Excerpts from a dataset
# # # # #
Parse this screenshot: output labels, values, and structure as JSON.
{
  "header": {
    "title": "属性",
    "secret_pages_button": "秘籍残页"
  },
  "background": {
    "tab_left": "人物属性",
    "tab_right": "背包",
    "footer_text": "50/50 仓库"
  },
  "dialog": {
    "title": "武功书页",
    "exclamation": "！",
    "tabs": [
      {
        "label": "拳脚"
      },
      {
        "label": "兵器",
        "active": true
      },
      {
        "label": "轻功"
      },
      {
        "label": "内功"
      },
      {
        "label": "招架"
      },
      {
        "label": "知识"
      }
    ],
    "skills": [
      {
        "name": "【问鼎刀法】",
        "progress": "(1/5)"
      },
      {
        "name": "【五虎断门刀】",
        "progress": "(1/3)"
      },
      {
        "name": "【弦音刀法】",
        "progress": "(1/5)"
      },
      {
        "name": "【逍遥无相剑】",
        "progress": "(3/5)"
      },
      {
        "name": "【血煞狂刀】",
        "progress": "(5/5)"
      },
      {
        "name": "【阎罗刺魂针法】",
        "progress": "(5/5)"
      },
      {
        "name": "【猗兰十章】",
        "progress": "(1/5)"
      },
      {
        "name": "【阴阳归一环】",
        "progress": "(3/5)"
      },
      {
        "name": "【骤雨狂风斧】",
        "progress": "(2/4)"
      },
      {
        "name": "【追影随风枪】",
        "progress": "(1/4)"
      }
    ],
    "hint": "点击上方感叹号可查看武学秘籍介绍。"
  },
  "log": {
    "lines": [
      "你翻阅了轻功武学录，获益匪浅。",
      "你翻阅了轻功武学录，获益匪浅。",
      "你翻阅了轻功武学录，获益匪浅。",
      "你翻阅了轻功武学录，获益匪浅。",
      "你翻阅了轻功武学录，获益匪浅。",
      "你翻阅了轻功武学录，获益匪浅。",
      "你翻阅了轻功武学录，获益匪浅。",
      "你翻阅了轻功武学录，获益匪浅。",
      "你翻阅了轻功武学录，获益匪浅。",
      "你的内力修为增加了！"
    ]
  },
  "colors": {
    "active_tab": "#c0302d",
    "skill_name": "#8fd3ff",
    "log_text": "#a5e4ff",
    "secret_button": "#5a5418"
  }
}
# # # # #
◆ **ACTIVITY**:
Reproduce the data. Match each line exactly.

◆ **OUTPUT OF THE EXERCISE**:
Parse this screenshot: output labels, values, and structure as JSON.
{
  "header": {
    "title": "属性",
    "secret_pages_button": "秘籍残页"
  },
  "background": {
    "tab_left": "人物属性",
    "tab_right": "背包",
    "footer_text": "50/50 仓库"
  },
  "dialog": {
    "title": "武功书页",
    "exclamation": "！",
    "tabs": [
      {
        "label": "拳脚"
      },
      {
        "label": "兵器",
        "active": true
      },
      {
        "label": "轻功"
      },
      {
        "label": "内功"
      },
      {
        "label": "招架"
      },
      {
        "label": "知识"
      }
    ],
    "skills": [
      {
        "name": "【问鼎刀法】",
        "progress": "(1/5)"
      },
      {
        "name": "【五虎断门刀】",
        "progress": "(1/3)"
      },
      {
        "name": "【弦音刀法】",
        "progress": "(1/5)"
      },
      {
        "name": "【逍遥无相剑】",
        "progress": "(3/5)"
      },
      {
        "name": "【血煞狂刀】",
        "progress": "(5/5)"
      },
      {
        "name": "【阎罗刺魂针法】",
        "progress": "(5/5)"
      },
      {
        "name": "【猗兰十章】",
        "progress": "(1/5)"
      },
      {
        "name": "【阴阳归一环】",
        "progress": "(3/5)"
      },
      {
        "name": "【骤雨狂风斧】",
        "progress": "(2/4)"
      },
      {
        "name": "【追影随风枪】",
        "progress": "(1/4)"
      }
    ],
    "hint": "点击上方感叹号可查看武学秘籍介绍。"
  },
  "log": {
    "lines": [
      "你翻阅了轻功武学录，获益匪浅。",
      "你翻阅了轻功武学录，获益匪浅。",
      "你翻阅了轻功武学录，获益匪浅。",
      "你翻阅了轻功武学录，获益匪浅。",
      "你翻阅了轻功武学录，获益匪浅。",
      "你翻阅了轻功武学录，获益匪浅。",
      "你翻阅了轻功武学录，获益匪浅。",
      "你翻阅了轻功武学录，获益匪浅。",
      "你翻阅了轻功武学录，获益匪浅。",
      "你的内力修为增加了！"
    ]
  },
  "colors": {
    "active_tab": "#c0302d",
    "skill_name": "#8fd3ff",
    "log_text": "#a5e4ff",
    "secret_button": "#5a5418"
  }
}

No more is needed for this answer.